- [New York City's] approach is limited by its belief that "affordable housing" is possible only where it is the instigator. As planning chair Amanda Burden put it recently, "Where you see affordable housing, it's met two conditions: Either it's on city-owned land or it's where you can provide the density to do inclusionary zoning." Staten Island has few places that meet either of those conditions right now, which means that if housing is going to be created on the scale needed to meet demand, the market will have to do it. This is not impossible. Although critics of Staten Island's builders insist that all "the market" is interested in producing is $400,000 townhouses, builders themselves are quick to point to townhouses that sold for $350,000--which is "affordable" by the city's own measures--and less. "I've built maybe 2,000 units of affordable housing on Staten Island for rental and for sale, under various government programs," says Randy Lee, "and of those, over 1,000 were affordable homeownership units; the last group sold for about $250,000." That was, he points out, before the downzonings went into effect.
So the city finds itself in an ungainly position.
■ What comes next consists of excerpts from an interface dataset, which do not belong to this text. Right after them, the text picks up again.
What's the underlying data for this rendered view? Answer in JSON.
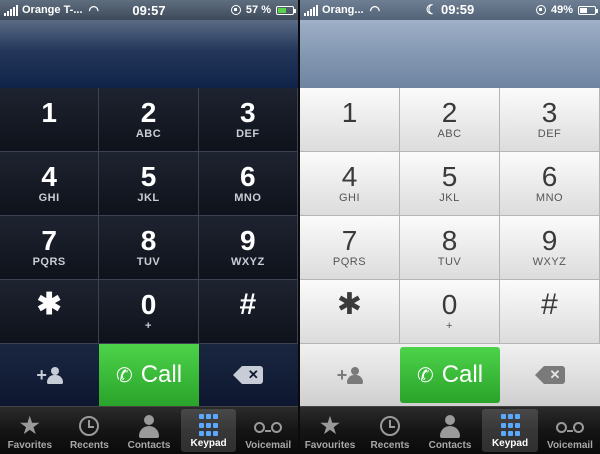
{
  "screens": [
    {
      "theme": "dark",
      "status": {
        "carrier": "Orange T-...",
        "time": "09:57",
        "battery": "57 %",
        "battery_level": 0.57,
        "wifi_icon": "wifi-icon",
        "lock_icon": "rotation-lock-icon"
      },
      "keys": [
        {
          "digit": "1",
          "letters": ""
        },
        {
          "digit": "2",
          "letters": "ABC"
        },
        {
          "digit": "3",
          "letters": "DEF"
        },
        {
          "digit": "4",
          "letters": "GHI"
        },
        {
          "digit": "5",
          "letters": "JKL"
        },
        {
          "digit": "6",
          "letters": "MNO"
        },
        {
          "digit": "7",
          "letters": "PQRS"
        },
        {
          "digit": "8",
          "letters": "TUV"
        },
        {
          "digit": "9",
          "letters": "WXYZ"
        },
        {
          "digit": "✱",
          "letters": ""
        },
        {
          "digit": "0",
          "letters": "+"
        },
        {
          "digit": "#",
          "letters": ""
        }
      ],
      "actions": {
        "add_contact_plus": "+",
        "call_label": "Call",
        "call_color": "#35b535"
      },
      "tabs": [
        {
          "label": "Favorites",
          "icon": "star-icon",
          "active": false
        },
        {
          "label": "Recents",
          "icon": "clock-icon",
          "active": false
        },
        {
          "label": "Contacts",
          "icon": "contact-icon",
          "active": false
        },
        {
          "label": "Keypad",
          "icon": "keypad-icon",
          "active": true
        },
        {
          "label": "Voicemail",
          "icon": "voicemail-icon",
          "active": false
        }
      ]
    },
    {
      "theme": "light",
      "status": {
        "carrier": "Orang...",
        "time": "09:59",
        "battery": "49%",
        "battery_level": 0.49,
        "wifi_icon": "wifi-icon",
        "moon_icon": "moon-icon",
        "lock_icon": "rotation-lock-icon"
      },
      "keys": [
        {
          "digit": "1",
          "letters": ""
        },
        {
          "digit": "2",
          "letters": "ABC"
        },
        {
          "digit": "3",
          "letters": "DEF"
        },
        {
          "digit": "4",
          "letters": "GHI"
        },
        {
          "digit": "5",
          "letters": "JKL"
        },
        {
          "digit": "6",
          "letters": "MNO"
        },
        {
          "digit": "7",
          "letters": "PQRS"
        },
        {
          "digit": "8",
          "letters": "TUV"
        },
        {
          "digit": "9",
          "letters": "WXYZ"
        },
        {
          "digit": "✱",
          "letters": ""
        },
        {
          "digit": "0",
          "letters": "+"
        },
        {
          "digit": "#",
          "letters": ""
        }
      ],
      "actions": {
        "add_contact_plus": "+",
        "call_label": "Call",
        "call_color": "#35b535"
      },
      "tabs": [
        {
          "label": "Favourites",
          "icon": "star-icon",
          "active": false
        },
        {
          "label": "Recents",
          "icon": "clock-icon",
          "active": false
        },
        {
          "label": "Contacts",
          "icon": "contact-icon",
          "active": false
        },
        {
          "label": "Keypad",
          "icon": "keypad-icon",
          "active": true
        },
        {
          "label": "Voicemail",
          "icon": "voicemail-icon",
          "active": false
        }
      ]
    }
  ]
}
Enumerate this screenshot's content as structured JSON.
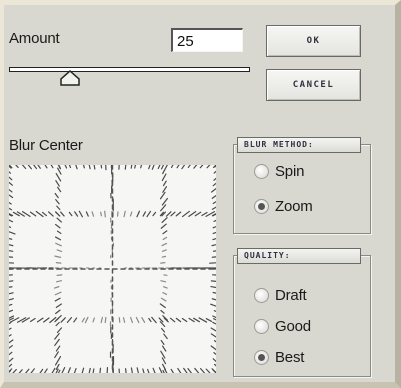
{
  "amount": {
    "label": "Amount",
    "value": "25",
    "slider_level_percent": 25
  },
  "buttons": {
    "ok_label": "OK",
    "cancel_label": "CANCEL"
  },
  "blur_center": {
    "label": "Blur Center"
  },
  "blur_method": {
    "title": "BLUR METHOD:",
    "options": [
      {
        "label": "Spin",
        "selected": false
      },
      {
        "label": "Zoom",
        "selected": true
      }
    ]
  },
  "quality": {
    "title": "QUALITY:",
    "options": [
      {
        "label": "Draft",
        "selected": false
      },
      {
        "label": "Good",
        "selected": false
      },
      {
        "label": "Best",
        "selected": true
      }
    ]
  },
  "colors": {
    "background": "#d8d8d0",
    "preview": "#f6f6f4",
    "text": "#1a1a1a"
  }
}
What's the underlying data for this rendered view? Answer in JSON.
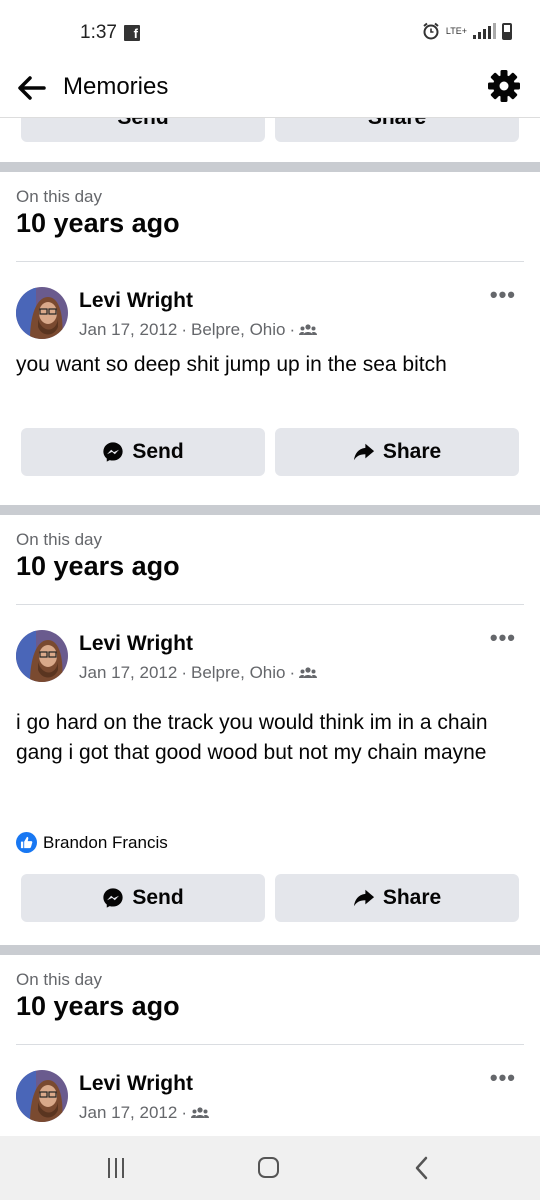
{
  "status_bar": {
    "time": "1:37",
    "network": "LTE+"
  },
  "header": {
    "title": "Memories"
  },
  "top_buttons": {
    "send_label": "Send",
    "share_label": "Share"
  },
  "memories": [
    {
      "label": "On this day",
      "years": "10 years ago",
      "author": "Levi Wright",
      "date": "Jan 17, 2012",
      "location": "Belpre, Ohio",
      "text": "you want so deep shit jump up in the sea bitch",
      "send_label": "Send",
      "share_label": "Share"
    },
    {
      "label": "On this day",
      "years": "10 years ago",
      "author": "Levi Wright",
      "date": "Jan 17, 2012",
      "location": "Belpre, Ohio",
      "text": "i go hard on the track you would think im in a chain gang i got that good wood but not my chain mayne",
      "liked_by": "Brandon Francis",
      "send_label": "Send",
      "share_label": "Share"
    },
    {
      "label": "On this day",
      "years": "10 years ago",
      "author": "Levi Wright",
      "date": "Jan 17, 2012"
    }
  ],
  "colors": {
    "accent": "#1877f2",
    "button_bg": "#e4e6eb",
    "divider": "#c9ccd1",
    "secondary_text": "#65676b"
  }
}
It is aggressively pursuing affordable housing as a citywide policy, while at the same time making the construction of affordable housing less likely in large swaths of Staten Island through its downzoning efforts. "What the city's doing," says Julia Vitullo-Martin, a writer on development issues and a fellow at the Manhattan Institute, "is downzoning these areas in which there's enormous market demand and at the same time providing subsidized housing in areas like Brooklyn and Manhattan, where there's also enormous market demand. So for this moderate-income group who want to buy on Staten Island, the city's providing subsidized housing in Brooklyn. It seems insane."
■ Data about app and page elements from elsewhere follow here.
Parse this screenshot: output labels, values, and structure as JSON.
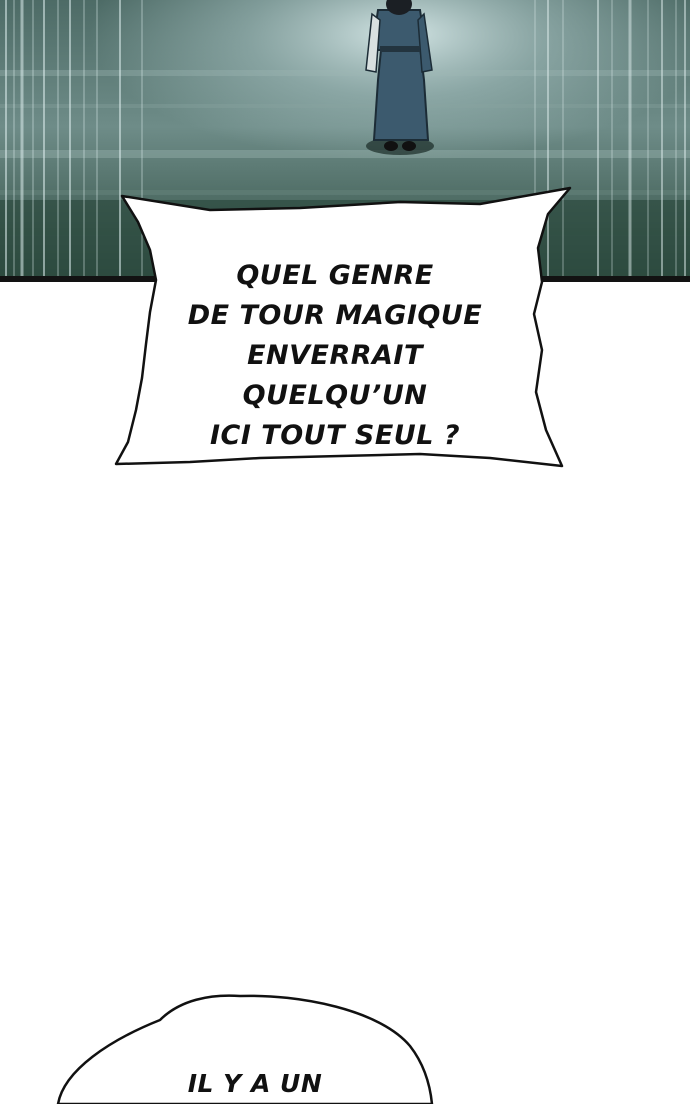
{
  "page": {
    "background": "#ffffff"
  },
  "panel": {
    "scene": "misty-field-with-figure",
    "colors": {
      "sky_dark": "#2f4944",
      "sky_light": "#a9c3c3",
      "ground": "#2c4a3e",
      "figure_robe": "#3c5a6e",
      "border": "#121212"
    }
  },
  "bubbles": [
    {
      "lines": [
        "QUEL GENRE",
        "DE TOUR MAGIQUE",
        "ENVERRAIT QUELQU’UN",
        "ICI TOUT SEUL ?"
      ]
    },
    {
      "lines": [
        "IL Y A UN"
      ]
    }
  ]
}
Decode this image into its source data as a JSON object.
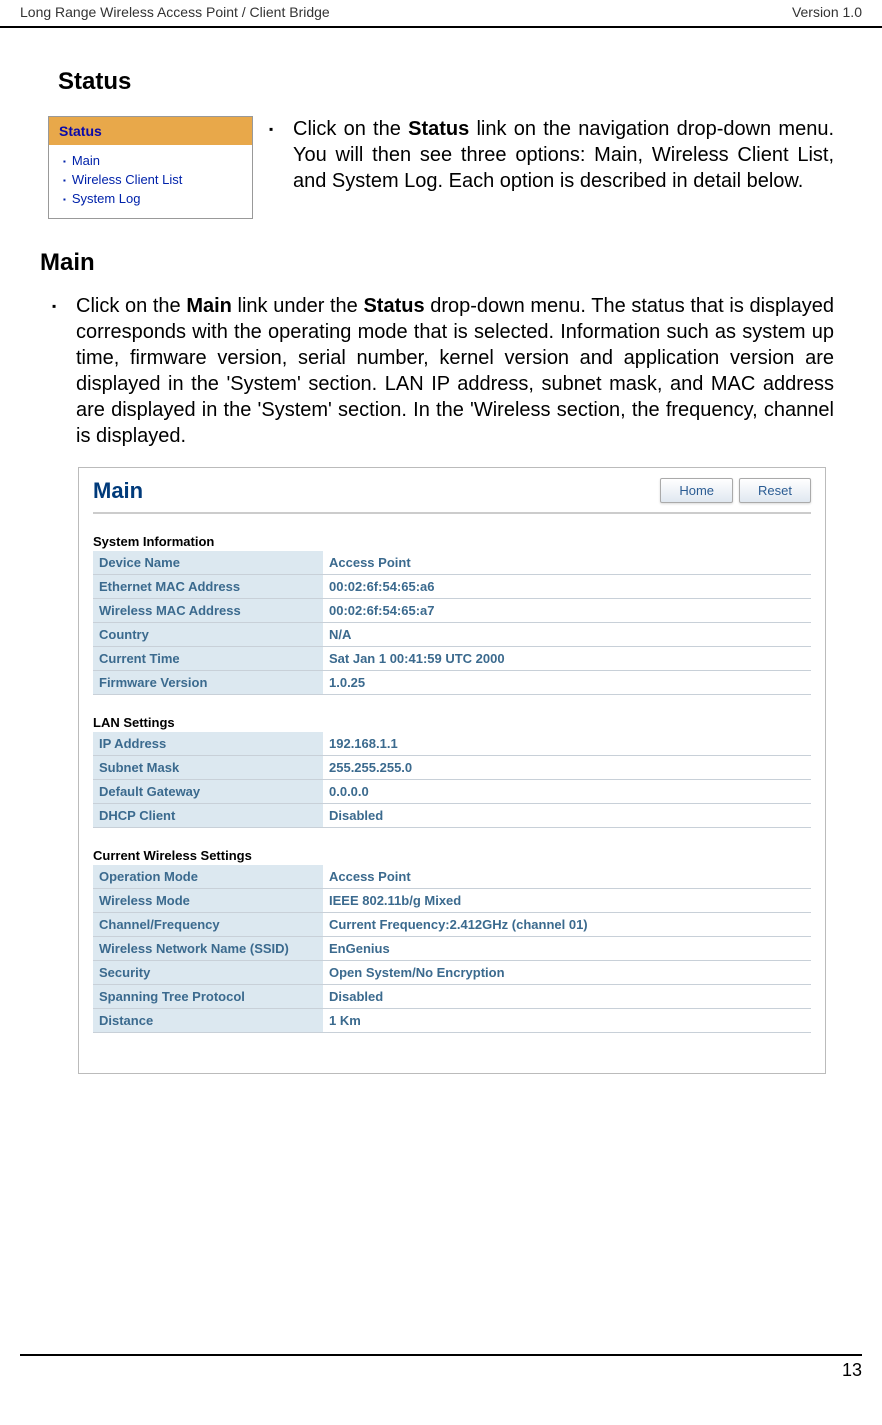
{
  "header": {
    "left": "Long Range Wireless Access Point / Client Bridge",
    "right": "Version 1.0"
  },
  "page_number": "13",
  "status": {
    "heading": "Status",
    "menu": {
      "title": "Status",
      "items": [
        "Main",
        "Wireless Client List",
        "System Log"
      ]
    },
    "bullet_prefix": "Click on the ",
    "bullet_bold": "Status",
    "bullet_suffix": " link on the navigation drop-down menu. You will then see three options: Main, Wireless Client List, and System Log. Each option is described in detail below."
  },
  "main": {
    "heading": "Main",
    "bullet_p1": "Click on the ",
    "bullet_b1": "Main",
    "bullet_p2": " link under the ",
    "bullet_b2": "Status",
    "bullet_p3": " drop-down menu. The status that is displayed corresponds with the operating mode that is selected. Information such as system up time, firmware version, serial number, kernel version and application version are displayed in the 'System' section. LAN IP address, subnet mask, and MAC address are displayed in the 'System' section. In the 'Wireless section, the frequency, channel is displayed.",
    "panel_title": "Main",
    "buttons": {
      "home": "Home",
      "reset": "Reset"
    },
    "section1_label": "System Information",
    "section1": [
      {
        "k": "Device Name",
        "v": "Access Point"
      },
      {
        "k": "Ethernet MAC Address",
        "v": "00:02:6f:54:65:a6"
      },
      {
        "k": "Wireless MAC Address",
        "v": "00:02:6f:54:65:a7"
      },
      {
        "k": "Country",
        "v": "N/A"
      },
      {
        "k": "Current Time",
        "v": "Sat Jan 1 00:41:59 UTC 2000"
      },
      {
        "k": "Firmware Version",
        "v": "1.0.25"
      }
    ],
    "section2_label": "LAN Settings",
    "section2": [
      {
        "k": "IP Address",
        "v": "192.168.1.1"
      },
      {
        "k": "Subnet Mask",
        "v": "255.255.255.0"
      },
      {
        "k": "Default Gateway",
        "v": "0.0.0.0"
      },
      {
        "k": "DHCP Client",
        "v": "Disabled"
      }
    ],
    "section3_label": "Current Wireless Settings",
    "section3": [
      {
        "k": "Operation Mode",
        "v": "Access Point"
      },
      {
        "k": "Wireless Mode",
        "v": "IEEE 802.11b/g Mixed"
      },
      {
        "k": "Channel/Frequency",
        "v": "Current Frequency:2.412GHz (channel 01)"
      },
      {
        "k": "Wireless Network Name (SSID)",
        "v": "EnGenius"
      },
      {
        "k": "Security",
        "v": "Open System/No Encryption"
      },
      {
        "k": "Spanning Tree Protocol",
        "v": "Disabled"
      },
      {
        "k": "Distance",
        "v": "1 Km"
      }
    ]
  }
}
Downzoning vs. Affordable Housing
A recent article in Governing magazine discusses the trend towards downzoning on Staten Island and illustrates the inherent tension between community-supported limitations on housing density and the need to ensure a supply of affordable housing: